The origins of Everything Sacred, the new album by James Yorkston, Jon Thorne and New Delhi based sarangi player Suhail Yusuf Khan can be traced back to a 2013 show by Yorkston, at a festival in Edinburgh. He met Khan backstage pre-show and they made the commendably swift and bold decision to play together despite only knowing each other for a matter of hours. Such was the enthusiasm that followed that they decided to extend the arrangement and record an album, recruiting former Lamb bassist Thorne along the way.
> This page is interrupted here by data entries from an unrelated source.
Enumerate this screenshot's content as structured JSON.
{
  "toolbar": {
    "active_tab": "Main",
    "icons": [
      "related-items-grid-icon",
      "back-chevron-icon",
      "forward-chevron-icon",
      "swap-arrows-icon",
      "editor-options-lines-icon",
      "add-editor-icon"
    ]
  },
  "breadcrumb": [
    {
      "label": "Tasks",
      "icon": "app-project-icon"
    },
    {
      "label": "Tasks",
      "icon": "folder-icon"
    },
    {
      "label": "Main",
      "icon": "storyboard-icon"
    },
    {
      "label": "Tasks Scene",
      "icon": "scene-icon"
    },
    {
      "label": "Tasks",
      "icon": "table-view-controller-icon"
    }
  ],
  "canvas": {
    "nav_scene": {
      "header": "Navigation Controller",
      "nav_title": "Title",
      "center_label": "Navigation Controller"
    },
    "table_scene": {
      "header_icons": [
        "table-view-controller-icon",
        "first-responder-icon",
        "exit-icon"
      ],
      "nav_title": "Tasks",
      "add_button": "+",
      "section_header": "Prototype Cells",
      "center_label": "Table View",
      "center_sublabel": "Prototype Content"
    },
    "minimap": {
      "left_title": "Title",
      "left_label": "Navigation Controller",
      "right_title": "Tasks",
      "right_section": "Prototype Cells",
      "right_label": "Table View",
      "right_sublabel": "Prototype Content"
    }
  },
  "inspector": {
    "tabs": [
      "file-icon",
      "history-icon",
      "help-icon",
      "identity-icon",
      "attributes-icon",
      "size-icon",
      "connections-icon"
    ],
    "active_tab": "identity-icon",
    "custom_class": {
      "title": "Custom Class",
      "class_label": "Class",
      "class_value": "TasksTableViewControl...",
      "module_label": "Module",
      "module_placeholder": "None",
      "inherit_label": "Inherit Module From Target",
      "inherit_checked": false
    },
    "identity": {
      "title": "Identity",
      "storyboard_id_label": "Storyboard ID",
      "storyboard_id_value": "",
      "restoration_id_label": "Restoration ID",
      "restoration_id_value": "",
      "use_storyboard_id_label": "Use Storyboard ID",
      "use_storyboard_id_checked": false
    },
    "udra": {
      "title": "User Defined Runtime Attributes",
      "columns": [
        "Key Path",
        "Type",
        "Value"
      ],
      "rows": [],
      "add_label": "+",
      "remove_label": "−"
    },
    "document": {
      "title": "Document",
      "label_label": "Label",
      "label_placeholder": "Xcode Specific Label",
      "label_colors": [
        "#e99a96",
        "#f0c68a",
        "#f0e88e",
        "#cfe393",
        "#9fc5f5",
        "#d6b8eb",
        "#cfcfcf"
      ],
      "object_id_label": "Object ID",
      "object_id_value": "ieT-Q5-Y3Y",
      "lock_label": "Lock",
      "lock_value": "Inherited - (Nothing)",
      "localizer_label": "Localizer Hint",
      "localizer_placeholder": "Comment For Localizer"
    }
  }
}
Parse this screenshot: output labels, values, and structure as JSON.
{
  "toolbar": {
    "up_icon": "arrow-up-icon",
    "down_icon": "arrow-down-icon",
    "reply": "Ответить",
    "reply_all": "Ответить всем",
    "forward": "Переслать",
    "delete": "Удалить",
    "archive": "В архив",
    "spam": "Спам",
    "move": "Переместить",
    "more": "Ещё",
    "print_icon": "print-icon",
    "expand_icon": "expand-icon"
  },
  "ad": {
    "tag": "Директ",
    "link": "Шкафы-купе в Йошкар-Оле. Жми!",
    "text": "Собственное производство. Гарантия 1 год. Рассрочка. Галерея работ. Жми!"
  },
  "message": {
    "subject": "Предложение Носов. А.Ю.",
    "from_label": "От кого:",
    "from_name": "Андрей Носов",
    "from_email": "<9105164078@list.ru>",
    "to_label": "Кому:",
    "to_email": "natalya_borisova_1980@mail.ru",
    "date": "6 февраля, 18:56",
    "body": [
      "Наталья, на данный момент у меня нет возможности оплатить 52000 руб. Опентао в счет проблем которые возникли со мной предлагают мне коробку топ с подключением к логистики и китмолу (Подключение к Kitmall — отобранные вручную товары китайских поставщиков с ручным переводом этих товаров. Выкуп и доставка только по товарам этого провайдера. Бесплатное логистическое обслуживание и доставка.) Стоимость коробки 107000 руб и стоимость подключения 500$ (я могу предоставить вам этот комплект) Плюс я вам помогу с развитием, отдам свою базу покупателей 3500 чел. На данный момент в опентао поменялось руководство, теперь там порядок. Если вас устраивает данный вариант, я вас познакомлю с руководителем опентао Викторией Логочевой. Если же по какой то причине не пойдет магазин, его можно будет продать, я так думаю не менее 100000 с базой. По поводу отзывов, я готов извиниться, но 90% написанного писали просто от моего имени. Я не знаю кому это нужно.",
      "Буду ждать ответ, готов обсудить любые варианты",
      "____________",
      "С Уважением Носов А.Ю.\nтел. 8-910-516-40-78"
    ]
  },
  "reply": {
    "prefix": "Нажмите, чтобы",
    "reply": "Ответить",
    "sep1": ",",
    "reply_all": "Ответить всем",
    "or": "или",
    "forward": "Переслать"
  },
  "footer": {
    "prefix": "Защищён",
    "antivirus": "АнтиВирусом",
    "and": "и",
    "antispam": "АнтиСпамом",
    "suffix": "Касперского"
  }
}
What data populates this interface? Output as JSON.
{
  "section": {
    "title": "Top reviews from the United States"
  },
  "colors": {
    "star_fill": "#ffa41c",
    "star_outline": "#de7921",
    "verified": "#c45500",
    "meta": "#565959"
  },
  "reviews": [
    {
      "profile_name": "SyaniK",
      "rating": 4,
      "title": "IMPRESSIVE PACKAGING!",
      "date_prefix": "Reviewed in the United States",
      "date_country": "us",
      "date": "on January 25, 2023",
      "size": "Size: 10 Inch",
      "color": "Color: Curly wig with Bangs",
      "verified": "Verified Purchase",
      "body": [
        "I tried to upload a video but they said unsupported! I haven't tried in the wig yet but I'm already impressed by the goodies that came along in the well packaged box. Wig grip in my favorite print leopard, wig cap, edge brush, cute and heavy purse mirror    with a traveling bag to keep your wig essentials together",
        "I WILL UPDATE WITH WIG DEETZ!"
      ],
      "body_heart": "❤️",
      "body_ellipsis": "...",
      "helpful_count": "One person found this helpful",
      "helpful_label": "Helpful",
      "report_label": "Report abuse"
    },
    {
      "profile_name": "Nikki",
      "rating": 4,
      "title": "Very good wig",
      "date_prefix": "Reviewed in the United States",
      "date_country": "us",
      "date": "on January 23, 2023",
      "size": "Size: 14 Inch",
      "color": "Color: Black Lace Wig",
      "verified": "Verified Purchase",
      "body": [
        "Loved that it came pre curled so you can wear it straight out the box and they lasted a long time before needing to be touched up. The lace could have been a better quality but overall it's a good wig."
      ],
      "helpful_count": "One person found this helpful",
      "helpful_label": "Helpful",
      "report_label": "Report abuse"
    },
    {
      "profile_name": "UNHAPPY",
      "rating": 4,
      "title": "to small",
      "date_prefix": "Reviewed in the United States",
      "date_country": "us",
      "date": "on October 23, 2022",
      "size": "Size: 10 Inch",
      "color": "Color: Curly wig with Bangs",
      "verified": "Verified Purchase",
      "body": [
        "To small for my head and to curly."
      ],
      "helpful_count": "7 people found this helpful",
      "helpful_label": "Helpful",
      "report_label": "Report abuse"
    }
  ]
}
Their debut London gig saw them reprise the album at the appropriately atmospheric and lived-in surroundings of the Old Queen’s Head in Islington. The winding interactions and rough traversals of Knochentanz open the show, the sounds of Khan’s sarangi edging out the wiry tension of Yorkston’s guitar and Thorne’s supple bass. His name may be the least familiar to those in the audience, but by the end of the show it is arguably Khan’s contribution both musically and vocally that is the most striking element to be taken away (no mean feat given Yorkston’s consistent and quietly commanding input – something shown to superb effect early on in the stealthy, surreptitious beauty of The Blues You Sang). Yorkston delivers typically understated guitar work and delicately conveyed vocals which form the first of a couple of tributes paid tonight to the late Doogie Paul.
The album is notable for two cover versions included – Song For Thirza by Lal Waterson and Little Black Buzzer by Ivor Cutler. The former shows that, despite coming from different worlds, the instrumental combination is surprisingly complimentary and natural-sounding when placed alongside each other – Khan’s sarangi providing gently resonating echoes to Yorkston’s guitar. Little Black Buzzer in this context may seem on paper a musical multiplication too far, yet in practice it’s a different proposition, even if still lyrically absurd in places. It presents a three-way delta of voices, the raw beauty of Yorkston’s voice running into that of Laura Moody with Khan’s rhythmical inflections spinning it in a different direction. Thorne takes on vocals for the album’s title track, describing it as a song “about infidelity and divorce”, the bleakness of the lyrics and overall tone cutting through the juxtaposition of voices.
The inherent longing bound up in the bereft, inconsolable tones of the sarangi comes through clearly on Vachaspati Kaavya, while its pleading sounds and suspended notes also add an elusive quality to Sufi Song. The liberating nature of the latter transports us briefly to India, and we’re suddenly among distant sunsets, colourful panoramas and mystical backdrops (that is, if we close our eyes to block out the oil paintings and mirrors from another time that adorn the walls of the Islington venue). The quietly mercurial presence of Yorkston is restored on the stark Broken Wave and exerts an anchoring, sobering effect.
Yet the melancholy of the album doesn’t weigh too heavy over the gig, being balanced out by light-hearted moments of humour and warmth. Ahead of closing with a cover of Jansch’s Rosemary Lane, Yorkston curtly offers up a self-deprecating line of “if it’s shite you can blame Bert”. Needless to say, no apologies are required – it’s an apt finale, a reminder how they’ve preserved the truths and traditions of folk music whilst injecting new, progressive ideas. The best thing of all is that it feels like there’s still much more to come.